• Your goal
Among the entries that follow, find every line with the word "value" and copy it.

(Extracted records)

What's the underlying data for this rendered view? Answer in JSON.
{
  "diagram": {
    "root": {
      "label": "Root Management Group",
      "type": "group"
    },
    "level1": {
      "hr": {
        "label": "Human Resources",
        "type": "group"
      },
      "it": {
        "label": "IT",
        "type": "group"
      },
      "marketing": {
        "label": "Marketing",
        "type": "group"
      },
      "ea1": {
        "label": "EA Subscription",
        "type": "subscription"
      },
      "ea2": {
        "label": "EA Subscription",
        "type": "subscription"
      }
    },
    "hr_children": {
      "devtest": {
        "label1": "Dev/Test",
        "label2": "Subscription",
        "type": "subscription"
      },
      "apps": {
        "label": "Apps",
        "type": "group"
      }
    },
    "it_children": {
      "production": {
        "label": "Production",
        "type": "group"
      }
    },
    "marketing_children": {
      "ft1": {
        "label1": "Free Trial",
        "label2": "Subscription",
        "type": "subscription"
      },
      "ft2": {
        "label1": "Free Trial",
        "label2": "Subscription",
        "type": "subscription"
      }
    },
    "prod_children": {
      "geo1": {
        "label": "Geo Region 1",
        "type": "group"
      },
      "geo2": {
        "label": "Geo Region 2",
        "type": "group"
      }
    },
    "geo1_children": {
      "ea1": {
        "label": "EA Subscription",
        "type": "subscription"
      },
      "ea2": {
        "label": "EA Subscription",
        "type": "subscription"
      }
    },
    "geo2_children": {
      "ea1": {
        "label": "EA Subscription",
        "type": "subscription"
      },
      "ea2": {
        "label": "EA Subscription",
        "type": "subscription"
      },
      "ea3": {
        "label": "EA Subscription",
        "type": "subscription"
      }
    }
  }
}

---

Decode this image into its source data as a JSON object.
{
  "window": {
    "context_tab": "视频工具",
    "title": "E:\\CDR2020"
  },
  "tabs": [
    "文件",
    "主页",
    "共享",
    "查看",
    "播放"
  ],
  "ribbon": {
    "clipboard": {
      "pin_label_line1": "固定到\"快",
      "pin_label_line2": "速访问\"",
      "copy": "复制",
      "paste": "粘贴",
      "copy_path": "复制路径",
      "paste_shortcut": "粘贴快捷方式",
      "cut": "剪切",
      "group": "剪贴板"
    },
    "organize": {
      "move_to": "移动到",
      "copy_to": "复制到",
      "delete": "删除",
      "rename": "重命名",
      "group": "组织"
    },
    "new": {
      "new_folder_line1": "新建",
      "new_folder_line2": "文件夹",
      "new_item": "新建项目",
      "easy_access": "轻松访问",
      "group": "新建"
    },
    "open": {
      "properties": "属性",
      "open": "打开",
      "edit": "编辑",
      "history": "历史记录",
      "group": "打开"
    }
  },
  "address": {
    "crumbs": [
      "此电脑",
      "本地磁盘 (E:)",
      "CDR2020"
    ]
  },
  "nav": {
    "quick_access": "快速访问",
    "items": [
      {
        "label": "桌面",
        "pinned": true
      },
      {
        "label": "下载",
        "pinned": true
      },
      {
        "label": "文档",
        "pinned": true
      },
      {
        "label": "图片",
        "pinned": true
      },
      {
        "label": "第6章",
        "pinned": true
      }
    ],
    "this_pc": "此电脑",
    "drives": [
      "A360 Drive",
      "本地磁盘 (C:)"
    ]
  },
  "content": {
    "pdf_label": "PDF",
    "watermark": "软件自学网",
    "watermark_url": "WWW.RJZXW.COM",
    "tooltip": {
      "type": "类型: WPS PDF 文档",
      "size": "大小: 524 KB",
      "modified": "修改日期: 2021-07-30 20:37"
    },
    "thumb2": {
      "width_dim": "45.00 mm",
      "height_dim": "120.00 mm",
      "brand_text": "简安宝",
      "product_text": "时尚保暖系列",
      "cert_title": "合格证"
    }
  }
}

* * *

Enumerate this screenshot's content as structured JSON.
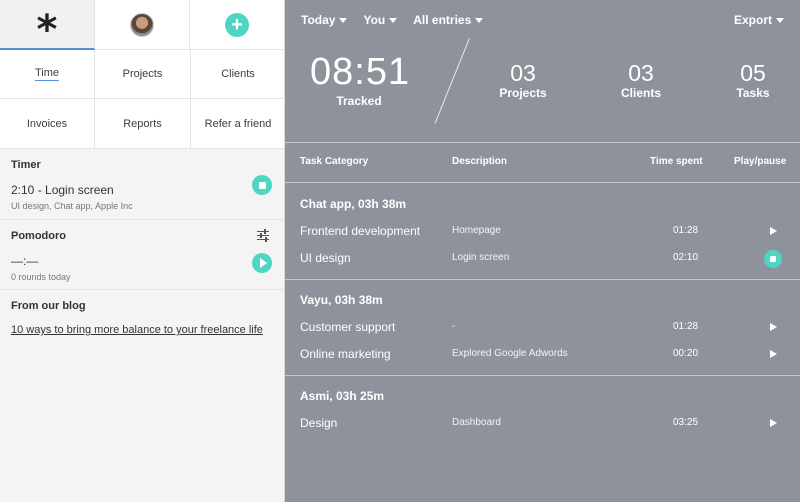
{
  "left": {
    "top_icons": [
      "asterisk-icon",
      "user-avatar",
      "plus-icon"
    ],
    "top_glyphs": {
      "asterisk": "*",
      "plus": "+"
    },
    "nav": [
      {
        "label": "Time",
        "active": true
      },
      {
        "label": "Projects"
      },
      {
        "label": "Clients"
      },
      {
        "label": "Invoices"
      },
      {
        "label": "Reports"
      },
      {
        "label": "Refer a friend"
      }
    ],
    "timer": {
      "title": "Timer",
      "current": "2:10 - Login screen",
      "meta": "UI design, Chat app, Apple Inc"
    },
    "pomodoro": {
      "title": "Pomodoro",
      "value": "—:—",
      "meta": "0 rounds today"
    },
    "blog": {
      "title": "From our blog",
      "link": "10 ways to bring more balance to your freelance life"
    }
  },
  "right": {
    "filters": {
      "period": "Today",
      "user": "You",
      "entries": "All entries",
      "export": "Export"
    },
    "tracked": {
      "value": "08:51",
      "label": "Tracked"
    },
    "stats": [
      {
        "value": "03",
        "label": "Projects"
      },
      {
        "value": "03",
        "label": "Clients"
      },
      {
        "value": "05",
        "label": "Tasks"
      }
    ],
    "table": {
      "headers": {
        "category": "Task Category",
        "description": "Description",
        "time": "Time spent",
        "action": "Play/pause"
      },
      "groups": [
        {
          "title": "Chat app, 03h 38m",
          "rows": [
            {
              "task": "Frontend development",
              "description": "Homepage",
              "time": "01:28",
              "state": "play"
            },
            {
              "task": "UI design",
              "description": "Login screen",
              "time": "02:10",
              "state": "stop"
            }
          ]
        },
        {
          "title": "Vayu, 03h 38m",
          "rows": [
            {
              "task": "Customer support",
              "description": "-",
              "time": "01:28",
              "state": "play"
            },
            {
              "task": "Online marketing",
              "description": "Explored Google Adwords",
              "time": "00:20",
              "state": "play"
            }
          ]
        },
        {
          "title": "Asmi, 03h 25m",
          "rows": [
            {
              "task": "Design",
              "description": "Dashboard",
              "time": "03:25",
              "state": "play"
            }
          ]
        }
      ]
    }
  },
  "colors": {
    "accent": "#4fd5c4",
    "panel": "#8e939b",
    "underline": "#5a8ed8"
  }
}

• Solution
      "value": "—:—",
      "value": "08:51",
        "value": "03",
        "value": "03",
        "value": "05",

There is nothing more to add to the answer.